Subacromial Bursitis

By Ben Benjamin, PhD

Subacromial Bursitis

By Ben Benjamin, PhD

Question: The bursa that protects the rotator cuff tendons of the shoulder is underneath which bone?

Answer: The acromion.

Question: How does the subacromial bursa function?

Answer: This fluid-filled sac acts as a cushioning device, preventing the rotator cuff tendons from running harshly over the bones. It changes shape and molds to the needs of the joint.

Question: Which motion is most limited and painful in cases of acute bursitis of the shoulder?

Answer: Passive abduction. In cases of acute bursitis (swelling of the bursa), passively abducting the arm - performed by the therapist - is very painful because the head of the humerus is compressing a swollen bursa against the glenohumeral joint and the underside of the acromion. The bursa is generally the size of a small plum, but when inflamed it can be as big as an orange.
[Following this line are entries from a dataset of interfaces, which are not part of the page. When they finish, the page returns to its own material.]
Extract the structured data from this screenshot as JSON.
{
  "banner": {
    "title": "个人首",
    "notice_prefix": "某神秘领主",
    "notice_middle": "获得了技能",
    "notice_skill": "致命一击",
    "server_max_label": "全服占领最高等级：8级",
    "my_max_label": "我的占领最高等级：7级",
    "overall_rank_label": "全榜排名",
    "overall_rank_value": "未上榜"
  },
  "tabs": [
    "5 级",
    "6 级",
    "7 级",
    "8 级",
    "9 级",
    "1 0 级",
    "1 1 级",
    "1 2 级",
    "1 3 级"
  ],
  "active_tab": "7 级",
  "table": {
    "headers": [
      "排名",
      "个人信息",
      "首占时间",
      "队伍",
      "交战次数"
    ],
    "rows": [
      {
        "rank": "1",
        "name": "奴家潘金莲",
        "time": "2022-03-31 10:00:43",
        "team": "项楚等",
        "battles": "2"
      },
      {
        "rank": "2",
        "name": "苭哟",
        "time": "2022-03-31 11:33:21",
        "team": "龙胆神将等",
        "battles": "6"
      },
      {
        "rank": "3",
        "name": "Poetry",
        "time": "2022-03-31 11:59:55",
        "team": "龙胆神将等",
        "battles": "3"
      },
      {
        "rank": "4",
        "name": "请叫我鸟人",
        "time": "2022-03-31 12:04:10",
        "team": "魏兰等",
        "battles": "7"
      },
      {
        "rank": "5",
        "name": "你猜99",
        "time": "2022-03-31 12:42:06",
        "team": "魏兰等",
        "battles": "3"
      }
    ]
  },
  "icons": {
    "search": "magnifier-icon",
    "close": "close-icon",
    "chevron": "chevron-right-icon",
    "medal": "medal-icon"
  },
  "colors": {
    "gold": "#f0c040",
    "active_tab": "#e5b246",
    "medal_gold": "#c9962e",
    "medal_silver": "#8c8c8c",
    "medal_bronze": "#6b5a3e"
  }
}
When acute bursitis is present in the shoulder, it is impossible to lift the arm out to the side (abduction) without extreme pain.
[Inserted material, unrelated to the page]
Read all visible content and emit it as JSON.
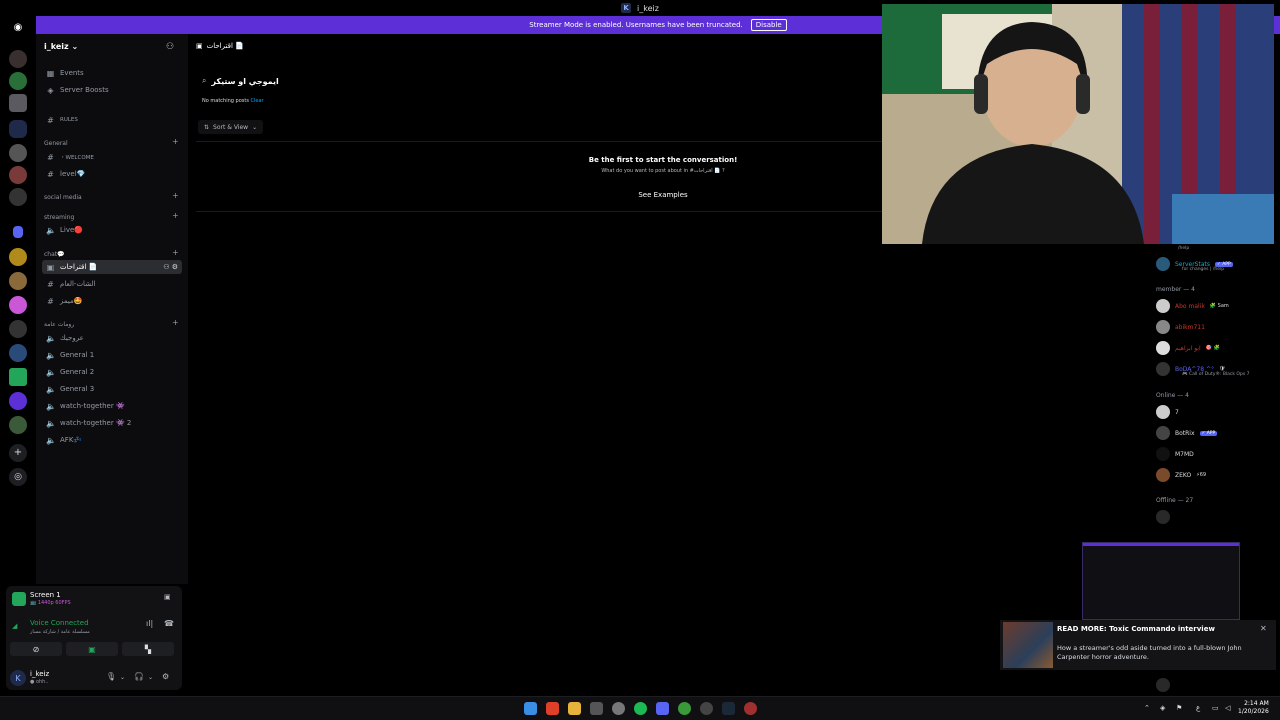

Question: Is massage therapy a useful treatment in cases of bursitis of the shoulder?

Answer: No. Inflammation of a bursa is not helped by direct massage. Directly massaging an inflamed bursa will cause more pain.

Question: How many types of bursitis of the shoulder are there?

Answer: Two. Acute bursitis is very painful and generally lasts six to eight weeks. Chronic bursitis produces much milder pain because the bursa is only slightly swollen, but it may last for many years unless treated by injection therapy.